> **What to do**
Each entry needs to be restated exactly as written.

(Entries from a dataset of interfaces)
+++++

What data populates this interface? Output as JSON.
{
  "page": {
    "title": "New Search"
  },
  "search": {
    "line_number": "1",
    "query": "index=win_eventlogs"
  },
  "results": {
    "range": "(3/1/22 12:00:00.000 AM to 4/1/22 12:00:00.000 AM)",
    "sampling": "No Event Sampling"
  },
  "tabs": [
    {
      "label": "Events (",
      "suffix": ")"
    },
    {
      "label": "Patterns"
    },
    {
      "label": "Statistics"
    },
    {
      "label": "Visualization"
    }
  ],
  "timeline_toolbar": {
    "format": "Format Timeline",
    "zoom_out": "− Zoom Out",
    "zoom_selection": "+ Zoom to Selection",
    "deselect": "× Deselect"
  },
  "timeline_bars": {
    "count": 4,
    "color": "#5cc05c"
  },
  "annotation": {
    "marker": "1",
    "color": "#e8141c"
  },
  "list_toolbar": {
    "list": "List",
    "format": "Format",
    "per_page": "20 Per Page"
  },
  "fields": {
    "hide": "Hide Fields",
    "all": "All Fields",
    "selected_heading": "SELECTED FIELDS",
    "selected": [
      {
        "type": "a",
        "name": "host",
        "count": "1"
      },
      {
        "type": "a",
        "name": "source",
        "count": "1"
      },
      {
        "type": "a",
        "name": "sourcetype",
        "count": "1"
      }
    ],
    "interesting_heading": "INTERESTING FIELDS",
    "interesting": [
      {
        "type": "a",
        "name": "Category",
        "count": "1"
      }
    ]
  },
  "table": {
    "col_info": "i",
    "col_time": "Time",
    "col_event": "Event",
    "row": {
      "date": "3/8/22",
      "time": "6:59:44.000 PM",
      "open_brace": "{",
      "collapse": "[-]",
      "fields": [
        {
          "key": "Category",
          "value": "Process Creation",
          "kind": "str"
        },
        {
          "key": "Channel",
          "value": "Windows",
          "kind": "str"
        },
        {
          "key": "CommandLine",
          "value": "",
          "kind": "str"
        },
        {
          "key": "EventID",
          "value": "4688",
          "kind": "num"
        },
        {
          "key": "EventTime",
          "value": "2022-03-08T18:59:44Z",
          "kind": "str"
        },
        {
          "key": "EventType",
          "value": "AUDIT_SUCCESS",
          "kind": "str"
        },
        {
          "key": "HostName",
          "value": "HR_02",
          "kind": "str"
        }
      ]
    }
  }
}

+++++

> **Exercise output**
What data populates this interface? Output as JSON.
{
  "page": {
    "title": "New Search"
  },
  "search": {
    "line_number": "1",
    "query": "index=win_eventlogs"
  },
  "results": {
    "range": "(3/1/22 12:00:00.000 AM to 4/1/22 12:00:00.000 AM)",
    "sampling": "No Event Sampling"
  },
  "tabs": [
    {
      "label": "Events (",
      "suffix": ")"
    },
    {
      "label": "Patterns"
    },
    {
      "label": "Statistics"
    },
    {
      "label": "Visualization"
    }
  ],
  "timeline_toolbar": {
    "format": "Format Timeline",
    "zoom_out": "− Zoom Out",
    "zoom_selection": "+ Zoom to Selection",
    "deselect": "× Deselect"
  },
  "timeline_bars": {
    "count": 4,
    "color": "#5cc05c"
  },
  "annotation": {
    "marker": "1",
    "color": "#e8141c"
  },
  "list_toolbar": {
    "list": "List",
    "format": "Format",
    "per_page": "20 Per Page"
  },
  "fields": {
    "hide": "Hide Fields",
    "all": "All Fields",
    "selected_heading": "SELECTED FIELDS",
    "selected": [
      {
        "type": "a",
        "name": "host",
        "count": "1"
      },
      {
        "type": "a",
        "name": "source",
        "count": "1"
      },
      {
        "type": "a",
        "name": "sourcetype",
        "count": "1"
      }
    ],
    "interesting_heading": "INTERESTING FIELDS",
    "interesting": [
      {
        "type": "a",
        "name": "Category",
        "count": "1"
      }
    ]
  },
  "table": {
    "col_info": "i",
    "col_time": "Time",
    "col_event": "Event",
    "row": {
      "date": "3/8/22",
      "time": "6:59:44.000 PM",
      "open_brace": "{",
      "collapse": "[-]",
      "fields": [
        {
          "key": "Category",
          "value": "Process Creation",
          "kind": "str"
        },
        {
          "key": "Channel",
          "value": "Windows",
          "kind": "str"
        },
        {
          "key": "CommandLine",
          "value": "",
          "kind": "str"
        },
        {
          "key": "EventID",
          "value": "4688",
          "kind": "num"
        },
        {
          "key": "EventTime",
          "value": "2022-03-08T18:59:44Z",
          "kind": "str"
        },
        {
          "key": "EventType",
          "value": "AUDIT_SUCCESS",
          "kind": "str"
        },
        {
          "key": "HostName",
          "value": "HR_02",
          "kind": "str"
        }
      ]
    }
  }
}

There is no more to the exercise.